Rowles' sister act created a star
A knock on the door in 1970 changed Cheryl Moana Rowles' life.
You may almost recognise the name. The coming week marks 44 years since a song, almost bearing her name, hit number one on the New Zealand charts.
It was written by her brother, John Rowles.
The New Zealand singer had already had considerable success with the likes of Hush Not a Word to Mary, but had composed few originals when he was asked to write a song to represent New Zealand in a Rio de Janeiro song writing contest.
In Devonport, Auckland, where he was this week recording a new album, he recalled how his most famous song came about as he lay on a hotel bed in north London.
"I just picked my guitar up and thought to myself, 'OK'."
He had to come up with a distinctly New Zealand song and Pokarekare Ana had already been done.
"I just thought for a while and my sister's name came to me, Cheryl Moana."
He also had a line – "there on the shore she waits so patiently". But her last name, Rowles, didn't rhyme with "patiently".
Another sister had "Marie" in her name. With a sibling-hybrid, the title and one of New Zealand's great songs was born.
Rowles' collaborator Nat Kipner added some parts and a cassette was given to Norrie Paramor, a legendary producer most famous for his work with Cliff Richard and the Shadows.
"I left it with him to listen to and he said, 'there's something here, there's some magic in it'."
Two weeks later, Rowles was in a "massive" London studio recording with an orchestra.
Cheryl Moana Marie would go on to sell one million copies worldwide.
In New Zealand it topped the charts on May 8, 1970.
It also hit No 1 in Hawaii and in the wider US reached the top 40.
IN THE small town of Kawerau, Bay of Plenty, Cheryl was 11.
She remembers her brother returning home in the late 1960s – already a big deal but about to become bigger.
He bounded into town with energy, affection, and fame.
"It was intense because it was like, wow, something big is happening in Kawerau."
Something bigger was about to happen – and she was unknowingly going to have her life change for good.

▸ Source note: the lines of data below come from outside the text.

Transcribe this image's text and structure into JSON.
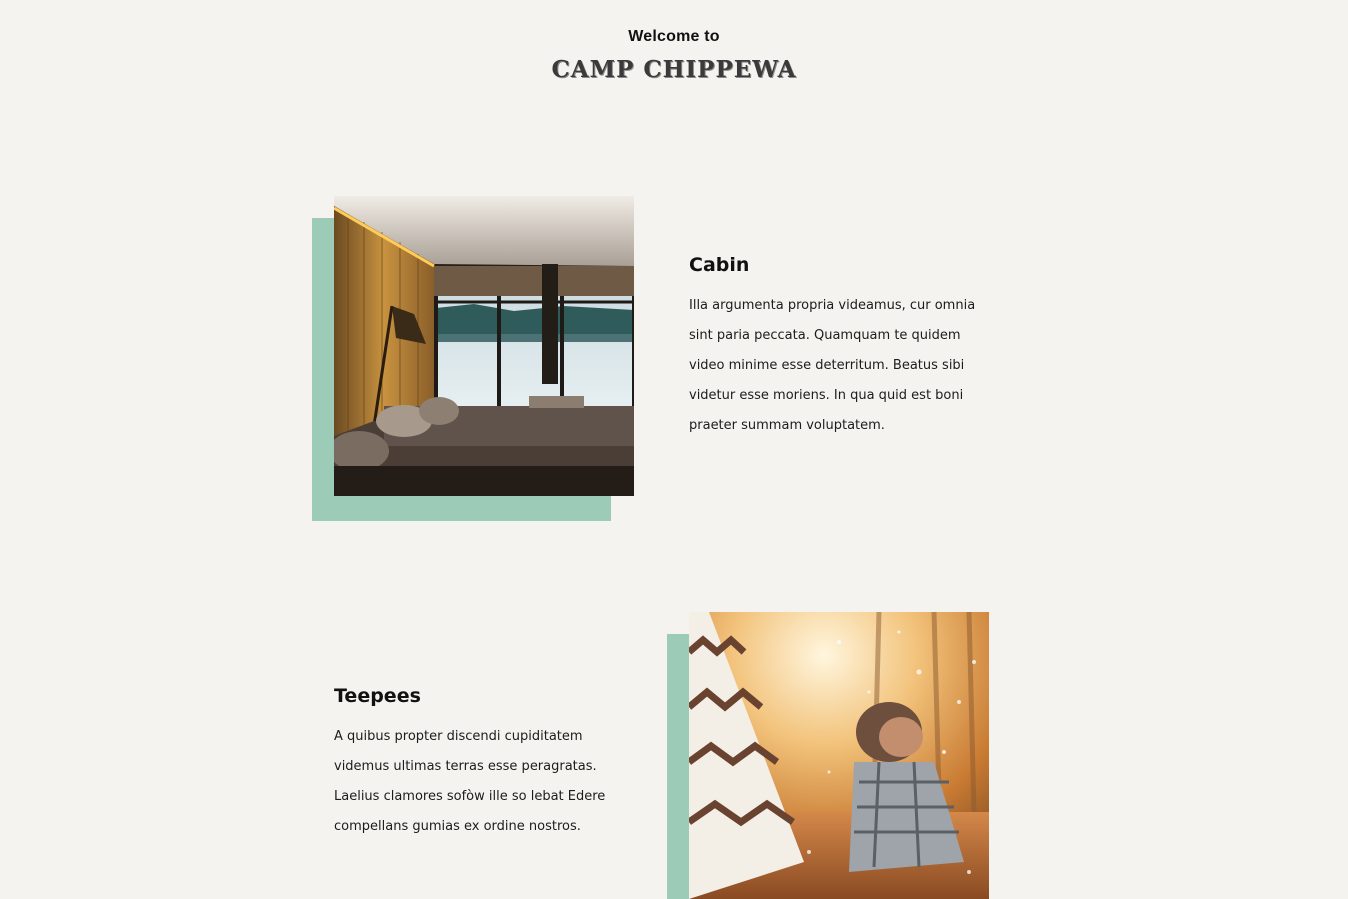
{
  "header": {
    "welcome": "Welcome to",
    "brand": "CAMP CHIPPEWA"
  },
  "theme": {
    "background": "#f5f3ef",
    "accent": "#9ccbb8",
    "text": "#141414"
  },
  "sections": [
    {
      "title": "Cabin",
      "description": "Illa argumenta propria videamus, cur omnia sint paria peccata. Quamquam te quidem video minime esse deterritum. Beatus sibi videtur esse moriens. In qua quid est boni praeter summam voluptatem.",
      "image": "cabin-interior-photo"
    },
    {
      "title": "Teepees",
      "description": "A quibus propter discendi cupiditatem videmus ultimas terras esse peragratas. Laelius clamores sofòw ille so lebat Edere compellans gumias ex ordine nostros.",
      "image": "teepee-child-photo"
    }
  ]
}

She first heard of Cheryl Moana Marie when, in early 1970, a television crew knocked on her door. They wanted a story on the girl behind the song.
"They took me down to a small lake," Cheryl – these days Cheryl Waetford – remembered.
"I remember they were really nice men, the TV crew. I had to run along the shore and sort of flick some water."
She remembered their father, who died later that year, taking the record proudly around to play to relatives.
For good or bad, the song became part of her identity "whether you want it or not".
People still sing her name to her, a friend heard a version of it playing in a United States elevator, and all of a sudden people starting naming their children after her – or at least the song.
One Cheryl Moana Marie is these days a model, a one-time Miss Asia USA, singer, and actor.
That one got website cherylmoanamarie.com.
In New Zealand, Waetford, now 57, takes a philosophical look at her inadvertent fame.
"It's been clear to me for some years that for many people it's a song they love and they connect with special memories.
"It's lovely he wrote something like that and I'm connected with it."
For John Rowles, there was little time to bask in the glory.
"I was recording so many songs back then, continually in the studio in London. I really had no time to think."
He used the royalties to buy his mother a new home in Te Atatu, Auckland, and the whole family moved north, out of their Kawerau state house.
Rowles came home in 1970 as his song peaked in the charts. He took his proud father and a group out for lunch at the White Heron, Parnell, picking up the tab and leaving a $20 tip.
On the way out he looked back and saw his dad pocketing the $20, laughing to his son, "I'm taking this to the TAB."
Rowles's career would take off further yet. There were residencies in Hawaii and at Las Vegas's legendary Flamingo Hotel.
He met the big names – Elvis Presley, Tom Jones, Frank Sinatra, Marlon Brando, Bob Hope.
Women sometimes threw their underwear on stage. "Some of them throw their bloomers up," he laughed this week.
He has had more hits since, but in every show since 1970 he has sung Cheryl Moana Marie.
The Dominion Post